* **The problem**
Copy out each line of the data below in which "name" appears.
****************************************
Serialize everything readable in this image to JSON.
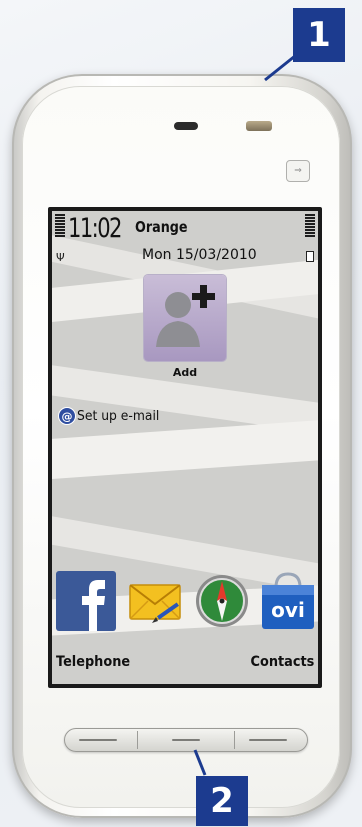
{
  "callouts": {
    "one": "1",
    "two": "2"
  },
  "status": {
    "time": "11:02",
    "operator": "Orange",
    "date": "Mon 15/03/2010"
  },
  "homescreen": {
    "add_contact_label": "Add",
    "email_shortcut_label": "Set up e-mail",
    "email_icon": "@",
    "apps": [
      {
        "name": "facebook",
        "icon": "facebook-icon"
      },
      {
        "name": "messaging",
        "icon": "envelope-icon"
      },
      {
        "name": "web-browser",
        "icon": "compass-icon"
      },
      {
        "name": "ovi-store",
        "icon": "ovi-store-icon",
        "text": "ovi"
      }
    ]
  },
  "softkeys": {
    "left": "Telephone",
    "right": "Contacts"
  },
  "colors": {
    "callout_bg": "#1c3b8f",
    "facebook_blue": "#3b5998",
    "ovi_blue": "#1f5fbf"
  }
}
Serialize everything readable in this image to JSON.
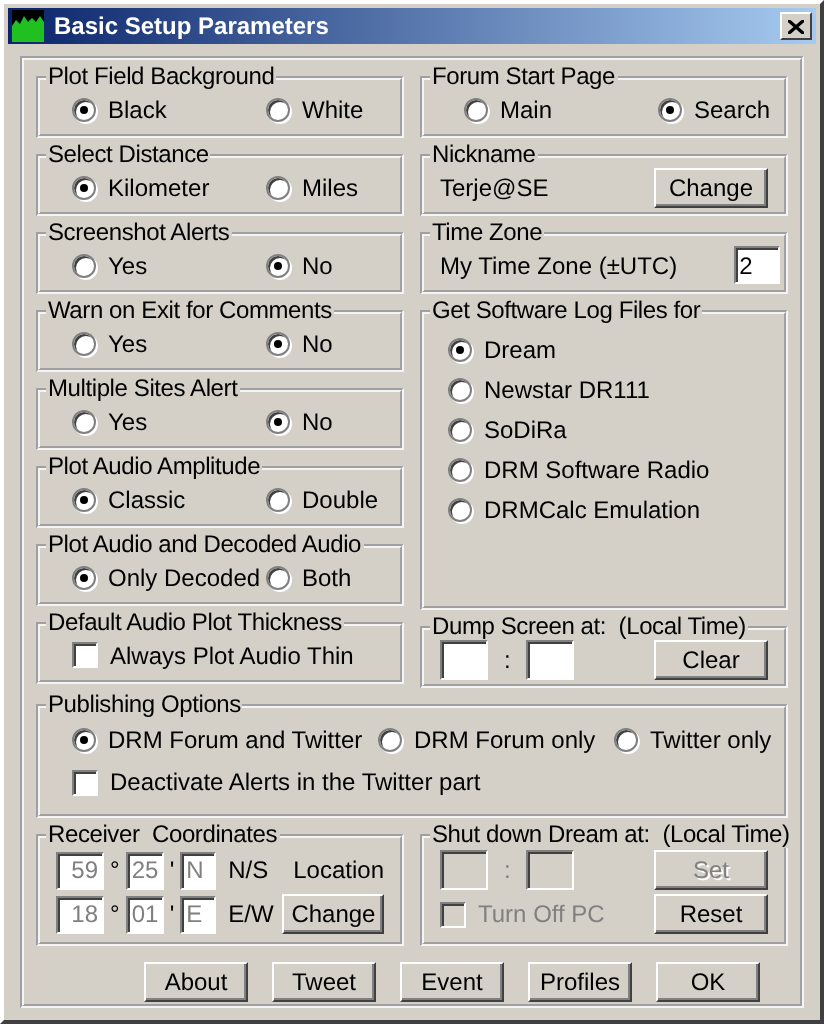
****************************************
* **Result of this task**
        "name": "facebook",
        "name": "messaging",
        "name": "web-browser",
        "name": "ovi-store",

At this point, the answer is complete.